## RECORDS TO PROCESS:
_ _ _ _

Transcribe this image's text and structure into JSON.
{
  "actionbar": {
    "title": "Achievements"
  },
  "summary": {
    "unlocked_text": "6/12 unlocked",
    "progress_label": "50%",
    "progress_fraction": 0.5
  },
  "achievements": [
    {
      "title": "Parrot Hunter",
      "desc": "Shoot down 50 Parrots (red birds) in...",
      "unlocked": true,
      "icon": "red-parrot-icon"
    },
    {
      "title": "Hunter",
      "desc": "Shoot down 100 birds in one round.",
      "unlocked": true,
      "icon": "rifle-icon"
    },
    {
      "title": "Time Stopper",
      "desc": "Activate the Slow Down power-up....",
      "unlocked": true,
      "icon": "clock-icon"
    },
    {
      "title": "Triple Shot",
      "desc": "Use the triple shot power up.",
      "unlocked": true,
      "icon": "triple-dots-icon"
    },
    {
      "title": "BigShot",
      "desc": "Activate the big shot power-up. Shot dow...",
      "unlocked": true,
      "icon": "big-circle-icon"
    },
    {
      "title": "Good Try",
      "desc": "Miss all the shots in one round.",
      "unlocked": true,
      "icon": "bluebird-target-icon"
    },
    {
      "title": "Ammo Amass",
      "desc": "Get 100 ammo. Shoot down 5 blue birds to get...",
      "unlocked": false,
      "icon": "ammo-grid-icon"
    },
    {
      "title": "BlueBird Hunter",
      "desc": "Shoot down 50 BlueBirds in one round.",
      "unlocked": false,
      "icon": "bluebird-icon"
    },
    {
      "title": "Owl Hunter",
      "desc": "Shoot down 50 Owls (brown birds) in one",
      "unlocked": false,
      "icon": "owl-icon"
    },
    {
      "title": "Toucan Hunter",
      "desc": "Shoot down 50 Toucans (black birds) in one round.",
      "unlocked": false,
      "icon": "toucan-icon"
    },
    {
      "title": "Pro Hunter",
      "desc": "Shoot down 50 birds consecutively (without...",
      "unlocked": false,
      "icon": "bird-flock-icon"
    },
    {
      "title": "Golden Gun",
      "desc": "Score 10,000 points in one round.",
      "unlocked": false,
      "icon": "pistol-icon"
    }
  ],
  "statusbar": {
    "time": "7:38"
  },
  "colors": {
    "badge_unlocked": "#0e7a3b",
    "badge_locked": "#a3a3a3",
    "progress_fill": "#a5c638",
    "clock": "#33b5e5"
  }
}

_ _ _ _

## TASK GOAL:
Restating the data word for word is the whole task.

## TASK SOLUTION:
Transcribe this image's text and structure into JSON.
{
  "actionbar": {
    "title": "Achievements"
  },
  "summary": {
    "unlocked_text": "6/12 unlocked",
    "progress_label": "50%",
    "progress_fraction": 0.5
  },
  "achievements": [
    {
      "title": "Parrot Hunter",
      "desc": "Shoot down 50 Parrots (red birds) in...",
      "unlocked": true,
      "icon": "red-parrot-icon"
    },
    {
      "title": "Hunter",
      "desc": "Shoot down 100 birds in one round.",
      "unlocked": true,
      "icon": "rifle-icon"
    },
    {
      "title": "Time Stopper",
      "desc": "Activate the Slow Down power-up....",
      "unlocked": true,
      "icon": "clock-icon"
    },
    {
      "title": "Triple Shot",
      "desc": "Use the triple shot power up.",
      "unlocked": true,
      "icon": "triple-dots-icon"
    },
    {
      "title": "BigShot",
      "desc": "Activate the big shot power-up. Shot dow...",
      "unlocked": true,
      "icon": "big-circle-icon"
    },
    {
      "title": "Good Try",
      "desc": "Miss all the shots in one round.",
      "unlocked": true,
      "icon": "bluebird-target-icon"
    },
    {
      "title": "Ammo Amass",
      "desc": "Get 100 ammo. Shoot down 5 blue birds to get...",
      "unlocked": false,
      "icon": "ammo-grid-icon"
    },
    {
      "title": "BlueBird Hunter",
      "desc": "Shoot down 50 BlueBirds in one round.",
      "unlocked": false,
      "icon": "bluebird-icon"
    },
    {
      "title": "Owl Hunter",
      "desc": "Shoot down 50 Owls (brown birds) in one",
      "unlocked": false,
      "icon": "owl-icon"
    },
    {
      "title": "Toucan Hunter",
      "desc": "Shoot down 50 Toucans (black birds) in one round.",
      "unlocked": false,
      "icon": "toucan-icon"
    },
    {
      "title": "Pro Hunter",
      "desc": "Shoot down 50 birds consecutively (without...",
      "unlocked": false,
      "icon": "bird-flock-icon"
    },
    {
      "title": "Golden Gun",
      "desc": "Score 10,000 points in one round.",
      "unlocked": false,
      "icon": "pistol-icon"
    }
  ],
  "statusbar": {
    "time": "7:38"
  },
  "colors": {
    "badge_unlocked": "#0e7a3b",
    "badge_locked": "#a3a3a3",
    "progress_fill": "#a5c638",
    "clock": "#33b5e5"
  }
}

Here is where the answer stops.